The limited partnership, led by Robert Mecay of Incline Village, intends to also place 30 buoys offshore and a 400-foot pier on the shoreline of Lake Tahoe.
A permit application was also submitted with the county Community Development Department for site grading and infrastructure improvements.
Managing partner Thomas Casteneda has declined to speak on the matter. Phone calls to property manager Michael Gelfand were not returned.
TRPA will host hearings in the next few months to evaluate the environmental impacts of the proposed development.
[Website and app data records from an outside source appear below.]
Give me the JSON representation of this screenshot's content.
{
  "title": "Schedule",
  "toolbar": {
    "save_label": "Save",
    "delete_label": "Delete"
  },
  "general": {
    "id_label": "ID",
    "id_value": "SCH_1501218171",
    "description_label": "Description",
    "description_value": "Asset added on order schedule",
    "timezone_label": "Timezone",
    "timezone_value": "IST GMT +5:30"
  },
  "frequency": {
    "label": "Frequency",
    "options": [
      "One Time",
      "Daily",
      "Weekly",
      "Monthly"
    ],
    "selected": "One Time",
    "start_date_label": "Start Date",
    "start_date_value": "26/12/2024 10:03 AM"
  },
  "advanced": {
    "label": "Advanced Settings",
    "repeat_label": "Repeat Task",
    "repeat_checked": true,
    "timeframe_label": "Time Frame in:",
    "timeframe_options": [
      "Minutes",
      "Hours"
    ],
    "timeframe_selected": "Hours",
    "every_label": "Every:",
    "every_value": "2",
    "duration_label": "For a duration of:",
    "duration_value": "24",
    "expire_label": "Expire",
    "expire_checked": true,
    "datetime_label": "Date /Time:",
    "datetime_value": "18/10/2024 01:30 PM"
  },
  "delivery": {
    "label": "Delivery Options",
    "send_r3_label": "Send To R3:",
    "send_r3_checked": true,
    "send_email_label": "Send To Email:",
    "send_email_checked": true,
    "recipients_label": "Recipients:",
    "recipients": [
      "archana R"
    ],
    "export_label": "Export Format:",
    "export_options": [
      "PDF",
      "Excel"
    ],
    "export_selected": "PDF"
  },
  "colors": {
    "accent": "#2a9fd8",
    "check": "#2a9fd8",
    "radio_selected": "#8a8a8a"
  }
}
The environmental impact statement is expected no sooner than a year from now.
South Shores Tahoe LLC bought the 17 acres between Stateline and Round Hill two years ago for $12.6 million.
Since then, controversy over the proposed displacement of the residents and mounting rent increases averaging 20 percent a year have spilled over into the Douglas County Commissioners meetings.
Commissioners considered rent control for the Stateline area last year, but abandoned the idea when it appeared problematic, according to county counsel Scott Doyle.
A compromise was reached that provides a waiver to future increases for those over 65 and the disabled whose cost of living expenses exceed half the tenant’s monthly household income.
Beyond the residents absorbing higher utility costs, the average rent was raised from $547 to $657 last March. Two weeks ago, a letter went out notifying the tenants of another increase that would bring the total to $707 a month. Rental rates vary by lot size and location for the 155 spaces.
With rising rents and household costs, some tenants of the mobile home park lamented they feel pushed out of their homes in one of the last bastions of affordable housing at the lake. Some have left the premises, while others have pledged to hold out to keep their homes.
“I’m not going to leave until they give me major bucks. They’ll have to buy me out at a high market value,” resident Jan Christensen said.